Improvements that have been made as part of the completed project include the addition of a storm sewer to help alleviate flooding, curbs, gutters and a sidewalk on the north side of the street, all of which when paired with the new road surface make traveling the area easier and safer for motorists and pedestrians, city officials said.
The project received Federal Highway Administration funds to cover 80 percent of the cost. The remaining 20 percent is being covered by local tax dollars from the city.
Construction on the second phase should begin in April 2017, city engineer Nathan Frey said.
But before then, the city is working with Milestone to repave the short stretch of West Second Street from Lasher to Community Drive.
“It’s kind of a forgotten piece in that part of town,” Frey said.

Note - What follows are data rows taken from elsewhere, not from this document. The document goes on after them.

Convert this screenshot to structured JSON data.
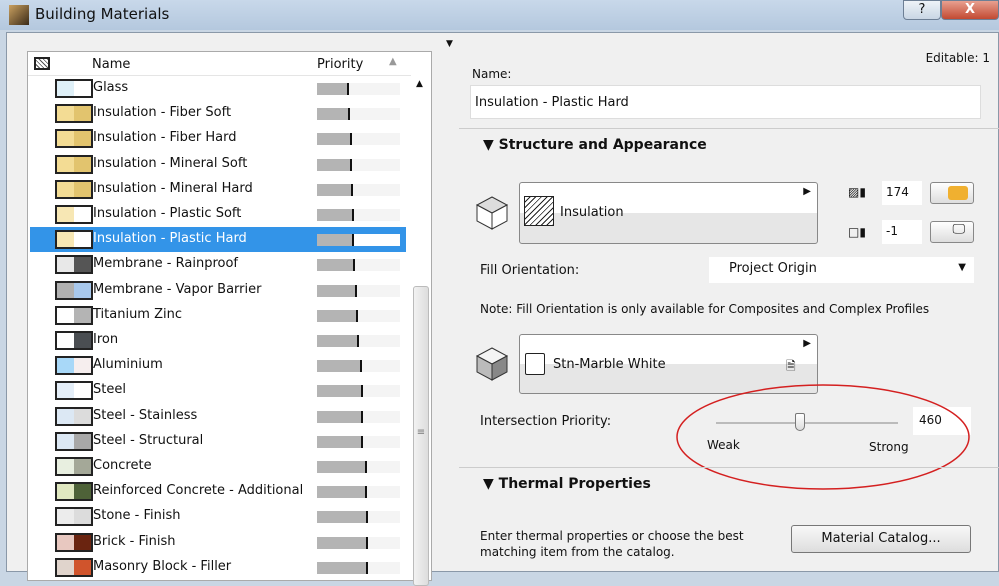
{
  "window": {
    "title": "Building Materials",
    "help_label": "?",
    "close_label": "X"
  },
  "list": {
    "header": {
      "name": "Name",
      "priority": "Priority"
    },
    "selected_index": 6,
    "items": [
      {
        "label": "Glass",
        "colors": [
          "#dff0f8",
          "#ffffff"
        ],
        "priority": 0.39
      },
      {
        "label": "Insulation - Fiber Soft",
        "colors": [
          "#f3dc94",
          "#e2c46e"
        ],
        "priority": 0.4
      },
      {
        "label": "Insulation - Fiber Hard",
        "colors": [
          "#f3dc94",
          "#e2c46e"
        ],
        "priority": 0.42
      },
      {
        "label": "Insulation - Mineral Soft",
        "colors": [
          "#f3dc94",
          "#e2c46e"
        ],
        "priority": 0.42
      },
      {
        "label": "Insulation - Mineral Hard",
        "colors": [
          "#f3dc94",
          "#e2c46e"
        ],
        "priority": 0.43
      },
      {
        "label": "Insulation - Plastic Soft",
        "colors": [
          "#f7e7b4",
          "#ffffff"
        ],
        "priority": 0.45
      },
      {
        "label": "Insulation - Plastic Hard",
        "colors": [
          "#f7e7b4",
          "#ffffff"
        ],
        "priority": 0.45
      },
      {
        "label": "Membrane - Rainproof",
        "colors": [
          "#e8e8e8",
          "#555555"
        ],
        "priority": 0.46
      },
      {
        "label": "Membrane - Vapor Barrier",
        "colors": [
          "#b0b0b0",
          "#a8c8ec"
        ],
        "priority": 0.48
      },
      {
        "label": "Titanium Zinc",
        "colors": [
          "#ffffff",
          "#b4b4b4"
        ],
        "priority": 0.49
      },
      {
        "label": "Iron",
        "colors": [
          "#ffffff",
          "#4a4e52"
        ],
        "priority": 0.5
      },
      {
        "label": "Aluminium",
        "colors": [
          "#a8d8f8",
          "#f6eeee"
        ],
        "priority": 0.54
      },
      {
        "label": "Steel",
        "colors": [
          "#e4eef8",
          "#ffffff"
        ],
        "priority": 0.55
      },
      {
        "label": "Steel - Stainless",
        "colors": [
          "#dce8f4",
          "#dcdcdc"
        ],
        "priority": 0.56
      },
      {
        "label": "Steel - Structural",
        "colors": [
          "#dce8f4",
          "#a8a8a8"
        ],
        "priority": 0.56
      },
      {
        "label": "Concrete",
        "colors": [
          "#e8efe0",
          "#a4a898"
        ],
        "priority": 0.6
      },
      {
        "label": "Reinforced Concrete - Additional",
        "colors": [
          "#e0e8c0",
          "#4e6238"
        ],
        "priority": 0.6
      },
      {
        "label": "Stone - Finish",
        "colors": [
          "#ececec",
          "#dcdcdc"
        ],
        "priority": 0.61
      },
      {
        "label": "Brick - Finish",
        "colors": [
          "#e8c8c0",
          "#6a2410"
        ],
        "priority": 0.61
      },
      {
        "label": "Masonry Block - Filler",
        "colors": [
          "#e0d4cc",
          "#d0542c"
        ],
        "priority": 0.62
      }
    ]
  },
  "details": {
    "editable": "Editable: 1",
    "name_label": "Name:",
    "name_value": "Insulation - Plastic Hard",
    "structure_title": "Structure and Appearance",
    "cut_fill": "Insulation",
    "cut_fill_pen": "174",
    "bg_pen": "-1",
    "pen_color": "#f0b030",
    "fill_orientation_label": "Fill Orientation:",
    "fill_orientation_value": "Project Origin",
    "note": "Note: Fill Orientation is only available for Composites and Complex Profiles",
    "surface": "Stn-Marble White",
    "intersection_label": "Intersection Priority:",
    "intersection_value": "460",
    "weak": "Weak",
    "strong": "Strong",
    "thermal_title": "Thermal Properties",
    "thermal_text": "Enter thermal properties or choose the best matching item from the catalog.",
    "catalog_button": "Material Catalog..."
  }
}
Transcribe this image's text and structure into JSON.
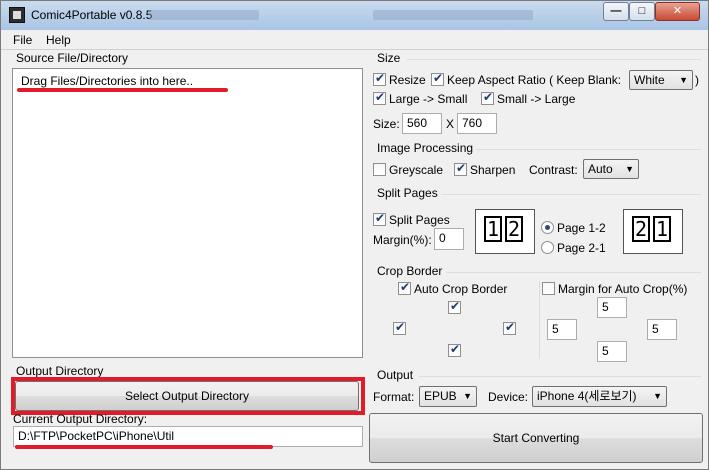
{
  "window": {
    "title": "Comic4Portable v0.8.5",
    "buttons": {
      "minimize": "—",
      "maximize": "□",
      "close": "✕"
    }
  },
  "menu": {
    "file": "File",
    "help": "Help"
  },
  "source": {
    "header": "Source File/Directory",
    "placeholder": "Drag Files/Directories into here.."
  },
  "output_dir": {
    "header": "Output Directory",
    "select_button": "Select Output Directory",
    "current_label": "Current Output Directory:",
    "current_value": "D:\\FTP\\PocketPC\\iPhone\\Util"
  },
  "size": {
    "header": "Size",
    "resize_label": "Resize",
    "resize_checked": true,
    "keep_aspect_label": "Keep Aspect Ratio ( Keep Blank:",
    "keep_aspect_checked": true,
    "blank_color": "White",
    "close_paren": ")",
    "large_small_label": "Large -> Small",
    "large_small_checked": true,
    "small_large_label": "Small -> Large",
    "small_large_checked": true,
    "size_label": "Size:",
    "width": "560",
    "x_label": "X",
    "height": "760"
  },
  "image_processing": {
    "header": "Image Processing",
    "greyscale_label": "Greyscale",
    "greyscale_checked": false,
    "sharpen_label": "Sharpen",
    "sharpen_checked": true,
    "contrast_label": "Contrast:",
    "contrast_value": "Auto"
  },
  "split_pages": {
    "header": "Split Pages",
    "split_label": "Split Pages",
    "split_checked": true,
    "margin_label": "Margin(%):",
    "margin_value": "0",
    "left_icon_digits": [
      "1",
      "2"
    ],
    "right_icon_digits": [
      "2",
      "1"
    ],
    "page12_label": "Page 1-2",
    "page12_checked": true,
    "page21_label": "Page 2-1",
    "page21_checked": false
  },
  "crop_border": {
    "header": "Crop Border",
    "auto_crop_label": "Auto Crop Border",
    "auto_crop_checked": true,
    "margin_auto_label": "Margin for Auto Crop(%)",
    "margin_auto_checked": false,
    "margin_top": "5",
    "margin_left": "5",
    "margin_right": "5",
    "margin_bottom": "5"
  },
  "output": {
    "header": "Output",
    "format_label": "Format:",
    "format_value": "EPUB",
    "device_label": "Device:",
    "device_value": "iPhone 4(세로보기)",
    "start_button": "Start Converting"
  },
  "colors": {
    "highlight": "#e21b2b",
    "window_bg": "#f0f0f0"
  }
}
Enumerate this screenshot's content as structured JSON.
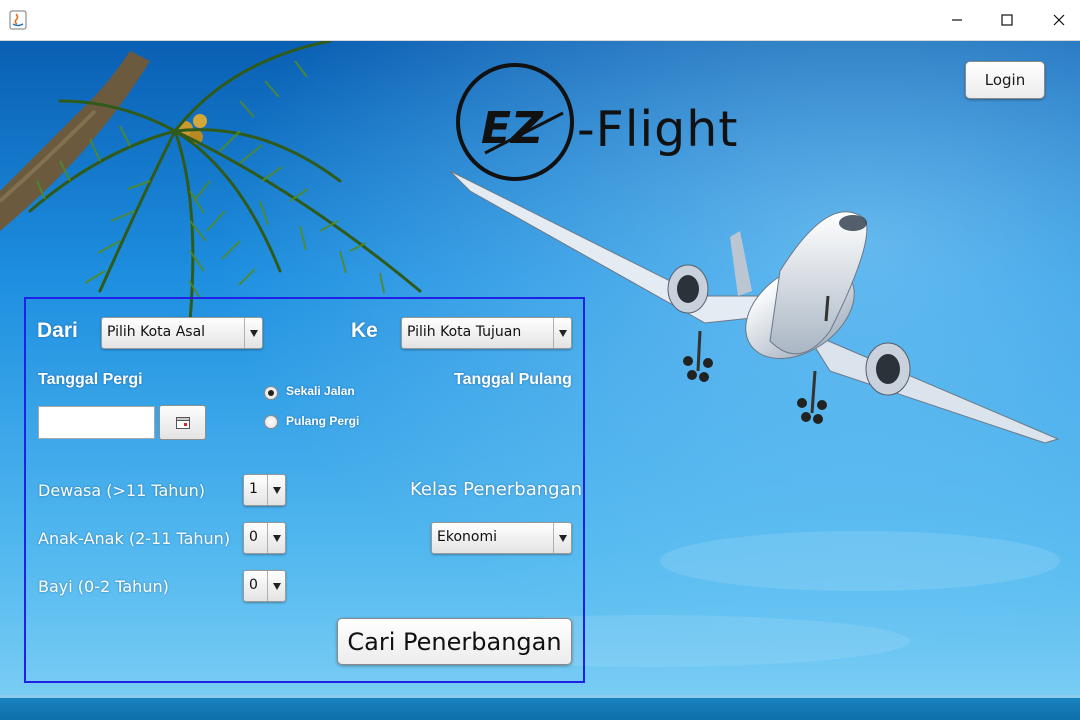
{
  "window": {
    "title": "",
    "controls": {
      "minimize": "minimize-icon",
      "maximize": "maximize-icon",
      "close": "close-icon"
    }
  },
  "header": {
    "login_label": "Login",
    "logo": {
      "mark": "EZ",
      "text": "-Flight"
    }
  },
  "form": {
    "dari_label": "Dari",
    "ke_label": "Ke",
    "kota_asal": "Pilih Kota Asal",
    "kota_tujuan": "Pilih Kota Tujuan",
    "tanggal_pergi_label": "Tanggal Pergi",
    "tanggal_pulang_label": "Tanggal Pulang",
    "tanggal_pergi_value": "",
    "trip_options": [
      {
        "label": "Sekali Jalan",
        "selected": true
      },
      {
        "label": "Pulang Pergi",
        "selected": false
      }
    ],
    "dewasa_label": "Dewasa (>11 Tahun)",
    "dewasa_value": "1",
    "anak_label": "Anak-Anak (2-11 Tahun)",
    "anak_value": "0",
    "bayi_label": "Bayi (0-2 Tahun)",
    "bayi_value": "0",
    "kelas_label": "Kelas Penerbangan",
    "kelas_value": "Ekonomi",
    "search_label": "Cari Penerbangan"
  },
  "colors": {
    "panel_border": "#1e22e6",
    "sky_top": "#0a5fb3",
    "sky_bottom": "#7fd0f5"
  }
}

The additional paving will cost $140,000, which will come from $3 million in bonds the city sold earlier this year to invest in road maintenance and repair and other capital projects.
Luedeman said he was in favor of getting the whole road complete sooner rather than later.
The city is looking at redoing the intersection of Second Street and Community Drive and putting new traffic signals in, too, Frey said.
“We had a traffic study done over the last six months, and I just got it back last month to look at what the proper fix is there,” he said. “The way it is configured now functions OK.”
There isn’t a high rate of accidents or a traffic congestion problem in the area, he added.
“It needs updated. The intersection was built in 1974,” he said. “The equipment is out of date. It does not meet any Americans with Disabilities Act standards. The road is in poor shape.”
Although it would be considered a reconstruction project, Frey said when complete, it would look similar to the existing layout.
There was another option of creating a roundabout, but instead, the city is leaning toward just replacing the traffic signals, he said.
The project would qualify for federal funding through the Indiana Department of Transportation and is expected to cost $1.2 million to $1.5 million. The city would be required to provide a 20 percent match.